What you are asked to do: Lines containing "describing" should be pulled from the material below.
*** Opening of Supplied data ***
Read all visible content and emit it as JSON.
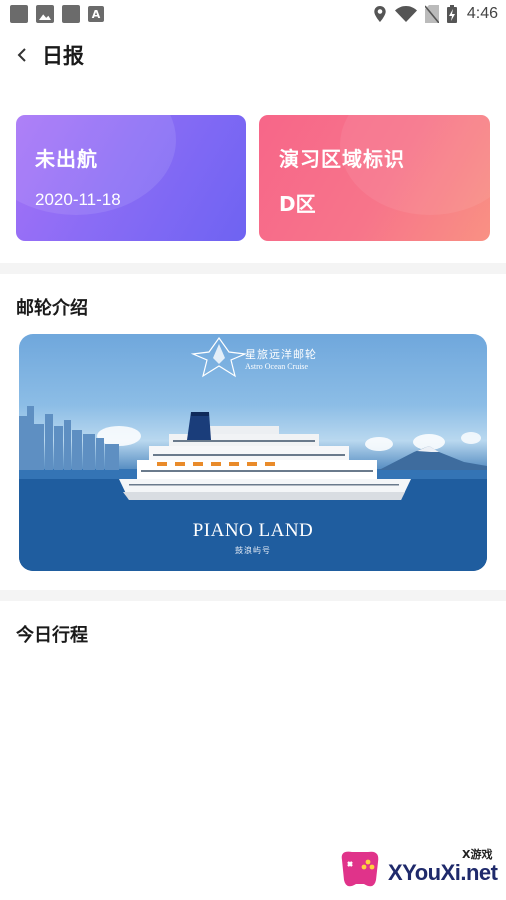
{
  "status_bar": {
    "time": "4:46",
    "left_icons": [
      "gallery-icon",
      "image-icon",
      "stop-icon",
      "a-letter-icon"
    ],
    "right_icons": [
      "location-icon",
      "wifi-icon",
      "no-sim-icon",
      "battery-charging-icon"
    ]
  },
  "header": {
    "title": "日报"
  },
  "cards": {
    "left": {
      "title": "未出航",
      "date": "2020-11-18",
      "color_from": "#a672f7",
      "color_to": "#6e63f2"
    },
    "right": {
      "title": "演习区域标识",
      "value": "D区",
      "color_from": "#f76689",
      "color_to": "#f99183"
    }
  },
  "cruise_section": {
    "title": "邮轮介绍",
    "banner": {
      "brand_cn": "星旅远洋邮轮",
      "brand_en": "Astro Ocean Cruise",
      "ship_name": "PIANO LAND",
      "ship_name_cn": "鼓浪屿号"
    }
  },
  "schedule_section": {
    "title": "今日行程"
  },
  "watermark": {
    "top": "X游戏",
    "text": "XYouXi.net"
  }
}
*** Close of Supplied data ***
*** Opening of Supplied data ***
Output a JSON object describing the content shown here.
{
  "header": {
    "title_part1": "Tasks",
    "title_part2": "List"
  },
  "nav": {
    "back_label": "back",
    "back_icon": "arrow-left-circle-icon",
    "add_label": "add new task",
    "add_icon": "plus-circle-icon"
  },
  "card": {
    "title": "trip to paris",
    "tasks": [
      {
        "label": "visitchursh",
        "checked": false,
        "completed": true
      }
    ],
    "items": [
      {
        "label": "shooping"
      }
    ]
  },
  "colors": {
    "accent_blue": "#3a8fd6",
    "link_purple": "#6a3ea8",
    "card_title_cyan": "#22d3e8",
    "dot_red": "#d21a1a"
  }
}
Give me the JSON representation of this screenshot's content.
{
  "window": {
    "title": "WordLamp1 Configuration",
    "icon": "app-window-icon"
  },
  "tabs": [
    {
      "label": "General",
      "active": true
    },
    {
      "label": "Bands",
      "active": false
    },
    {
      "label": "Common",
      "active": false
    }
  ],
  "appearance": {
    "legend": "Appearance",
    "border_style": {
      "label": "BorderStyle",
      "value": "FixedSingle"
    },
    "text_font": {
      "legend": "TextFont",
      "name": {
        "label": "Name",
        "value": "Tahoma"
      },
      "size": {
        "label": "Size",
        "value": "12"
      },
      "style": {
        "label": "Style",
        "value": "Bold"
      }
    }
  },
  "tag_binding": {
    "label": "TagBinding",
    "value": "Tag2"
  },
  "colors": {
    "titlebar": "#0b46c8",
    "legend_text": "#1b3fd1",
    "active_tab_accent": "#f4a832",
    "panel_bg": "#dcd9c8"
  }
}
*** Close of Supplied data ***
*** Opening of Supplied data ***
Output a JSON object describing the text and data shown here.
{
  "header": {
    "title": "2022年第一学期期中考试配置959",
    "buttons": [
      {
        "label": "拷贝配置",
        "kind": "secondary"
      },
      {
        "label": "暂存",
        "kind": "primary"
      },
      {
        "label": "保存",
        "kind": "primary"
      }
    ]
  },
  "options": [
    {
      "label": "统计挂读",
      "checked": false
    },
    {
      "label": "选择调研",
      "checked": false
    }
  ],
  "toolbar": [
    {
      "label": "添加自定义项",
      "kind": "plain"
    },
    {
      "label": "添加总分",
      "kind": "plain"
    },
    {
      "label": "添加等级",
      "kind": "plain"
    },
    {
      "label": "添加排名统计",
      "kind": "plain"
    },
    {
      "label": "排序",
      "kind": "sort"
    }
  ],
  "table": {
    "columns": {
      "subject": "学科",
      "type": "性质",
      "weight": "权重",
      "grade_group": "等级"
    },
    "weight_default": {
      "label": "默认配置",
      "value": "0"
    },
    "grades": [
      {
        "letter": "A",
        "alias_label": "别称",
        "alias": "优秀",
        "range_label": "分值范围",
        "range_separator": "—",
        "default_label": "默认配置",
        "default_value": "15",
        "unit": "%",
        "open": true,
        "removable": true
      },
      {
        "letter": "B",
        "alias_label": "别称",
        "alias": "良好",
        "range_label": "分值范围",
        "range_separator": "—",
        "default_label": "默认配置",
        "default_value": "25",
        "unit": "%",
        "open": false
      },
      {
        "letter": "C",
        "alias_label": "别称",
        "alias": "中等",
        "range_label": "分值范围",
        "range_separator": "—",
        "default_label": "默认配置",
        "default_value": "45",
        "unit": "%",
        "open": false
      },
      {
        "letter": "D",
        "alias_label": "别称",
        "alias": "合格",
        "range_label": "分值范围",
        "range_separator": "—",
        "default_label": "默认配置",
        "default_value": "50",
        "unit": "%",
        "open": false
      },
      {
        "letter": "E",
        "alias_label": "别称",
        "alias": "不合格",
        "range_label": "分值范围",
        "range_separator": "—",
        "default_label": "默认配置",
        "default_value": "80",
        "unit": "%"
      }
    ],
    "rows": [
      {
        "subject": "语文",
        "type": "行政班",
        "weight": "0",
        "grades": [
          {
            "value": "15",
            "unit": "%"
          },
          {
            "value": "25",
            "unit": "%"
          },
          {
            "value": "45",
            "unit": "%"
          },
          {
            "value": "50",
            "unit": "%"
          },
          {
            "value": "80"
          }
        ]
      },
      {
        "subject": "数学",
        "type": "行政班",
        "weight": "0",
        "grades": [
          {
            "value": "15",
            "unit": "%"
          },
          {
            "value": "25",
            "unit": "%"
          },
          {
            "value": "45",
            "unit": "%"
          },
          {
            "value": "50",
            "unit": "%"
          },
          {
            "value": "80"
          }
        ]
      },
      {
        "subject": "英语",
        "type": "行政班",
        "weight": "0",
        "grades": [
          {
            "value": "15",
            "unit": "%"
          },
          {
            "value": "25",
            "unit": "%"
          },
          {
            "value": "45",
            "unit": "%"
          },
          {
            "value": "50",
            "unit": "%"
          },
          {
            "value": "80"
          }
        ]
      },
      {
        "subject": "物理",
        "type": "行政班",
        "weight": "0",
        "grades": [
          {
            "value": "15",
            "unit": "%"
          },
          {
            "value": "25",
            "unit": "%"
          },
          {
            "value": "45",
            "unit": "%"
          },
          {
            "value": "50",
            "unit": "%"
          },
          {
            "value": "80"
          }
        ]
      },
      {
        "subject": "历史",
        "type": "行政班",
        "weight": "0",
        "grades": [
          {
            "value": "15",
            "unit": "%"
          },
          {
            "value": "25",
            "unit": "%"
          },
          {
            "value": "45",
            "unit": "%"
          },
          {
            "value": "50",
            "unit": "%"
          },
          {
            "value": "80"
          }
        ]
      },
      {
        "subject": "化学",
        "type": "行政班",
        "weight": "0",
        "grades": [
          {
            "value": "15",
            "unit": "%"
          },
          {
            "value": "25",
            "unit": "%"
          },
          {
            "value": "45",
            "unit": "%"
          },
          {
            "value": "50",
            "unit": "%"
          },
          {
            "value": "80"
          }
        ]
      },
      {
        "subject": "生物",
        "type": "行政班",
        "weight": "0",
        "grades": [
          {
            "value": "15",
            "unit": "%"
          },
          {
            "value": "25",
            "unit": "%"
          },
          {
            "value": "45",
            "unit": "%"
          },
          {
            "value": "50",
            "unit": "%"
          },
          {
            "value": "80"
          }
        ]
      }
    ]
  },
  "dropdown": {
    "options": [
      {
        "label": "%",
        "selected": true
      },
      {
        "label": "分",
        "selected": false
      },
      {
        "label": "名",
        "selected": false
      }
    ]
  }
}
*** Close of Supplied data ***
Your solution:
Output a JSON object describing the content shown here.
Output a JSON object describing the text and data shown here.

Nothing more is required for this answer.